Foer also takes exception with those terms. He writes, “To be considered free-range, chickens raised for meat must have ‘access to the outdoors,’ which, if you take those words literally, means nothing. (Imagine a shed containing thirty thousand chickens, with a small door at one end that opens to a five-by-five dirt patch—and the door is closed all but occasionally.)”
Another term Foer blasts is “fresh.” “More bullshit,” he writes. “According to the USDA, ‘fresh’ poultry has never had an internal temperature below 26 degrees or above 40 degrees Fahrenheit. Fresh chicken can be frozen (thus the oxymoron ‘fresh frozen’), and there is no time component to food freshness. Pathogen-infested, feces-splattered chicken can technically be fresh, cage-free, and free-range, and sold in the supermarket legally (the shit does need to be rinsed off first).”
Foer tells us that “more than ten billion land animals [are] slaughtered for food every year in America,” but he does not leave out the “chicken of the sea,” to use a popular canned tuna slogan. He details the way fish are captured, how they are farmed, and in what conditions they live up until slaughter. Many people mistakenly believe eating fish is an acceptable solution to our overindulgence in red meat. Wrong. Fish often contain higher levels of mercury and other chemicals, and the factory fish farms are no better than their landlocked counterparts.
Who are the biggest violators both of ethics and health concerns? Foer singles out Tyson Foods and KFC—no surprises there. Does anyone out there believe healthy eating begins with fast food? As for Tyson, I feed my dog from their bags of chicken breasts due to his irritable bowel disease. I boil the breasts in a pot. What I see there makes me fight the gag reflex: hunks of grey-colored meat, slimy white streams in the water, globs of gristle and sometimes bone, and often an ammonia smell to the entire pot. I worry about my dog, but this meat is for human consumption. I feel nothing but trepidation for the people who purchase these discount bags of flash frozen chicken. Foer only confirms my worst fears when he discusses Tyson’s procedures for delivering food to the table. Tyson, according to Foer, is the main supplier to KFC restaurants. “An investigation at one large Tyson facility found some workers regularly ripped off the heads of fully conscious birds…” he writes, “urinated in the live-hang area (including on the conveyer belt carrying the birds), and let shoddy automated slaughter equipment that cut birds’ bodies rather than their necks go unrepaired…” At another site, “fully conscious chickens were kicked, stomped on, slammed into walls, had chewing tobacco spit in their eyes, literally had the shit squeezed out of them, and had their beaks ripped off.”

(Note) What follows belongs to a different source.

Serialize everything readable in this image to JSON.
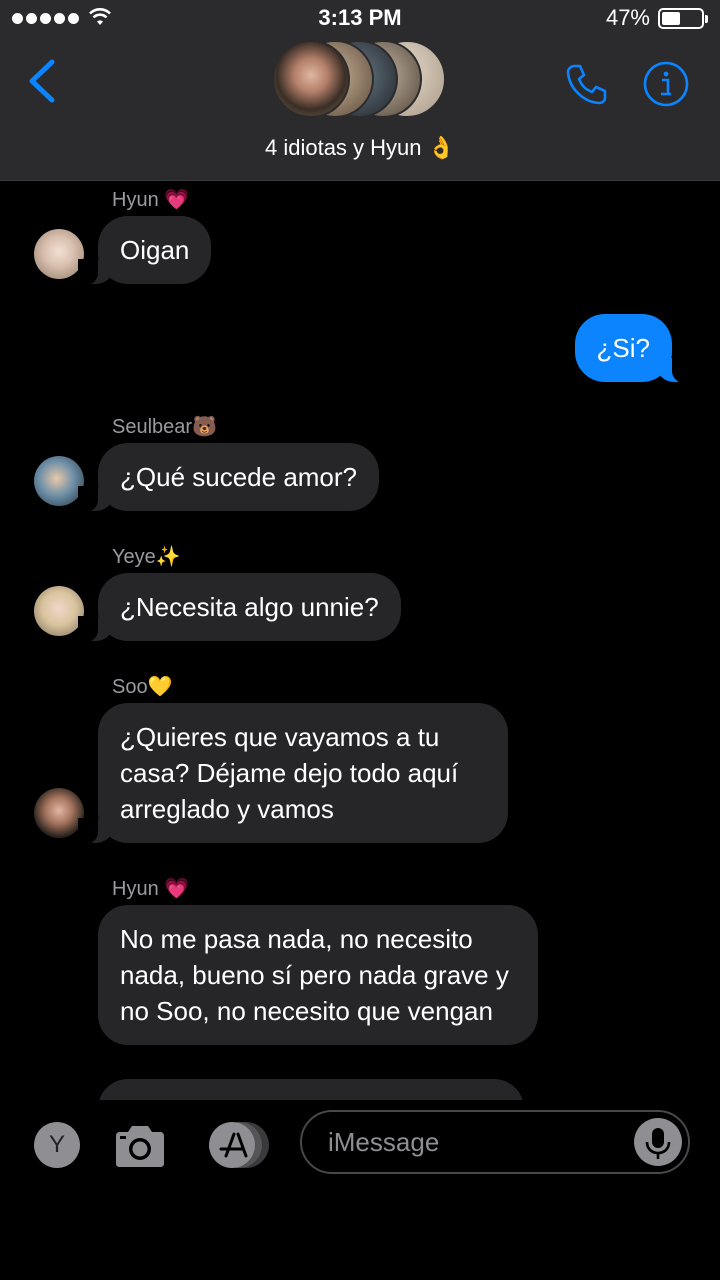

Foer presents a grim and horrific picture. There is some of the cutesy typeface tricks of his novels, but his message is clear. We are doing a disservice to our world with our out-of-control demand for meat. His book is a good beginning for those who wish to know more about what happens before that turkey, pig, chicken, or cow comes to the table. The information Foer presents is available elsewhere, including some interesting images and film clips posted on the internet. However, he presents our problem as a moral issue, not just a dietary preference, or a way to eat more healthy.
Jonathan Safran Foer believes we are committing atrocities, demonstrating our rampant disregard for our fellow creatures, and by not mending our ways, we are tempting the hand of God. And this reason alone should be enough for us to rethink our dietary choices.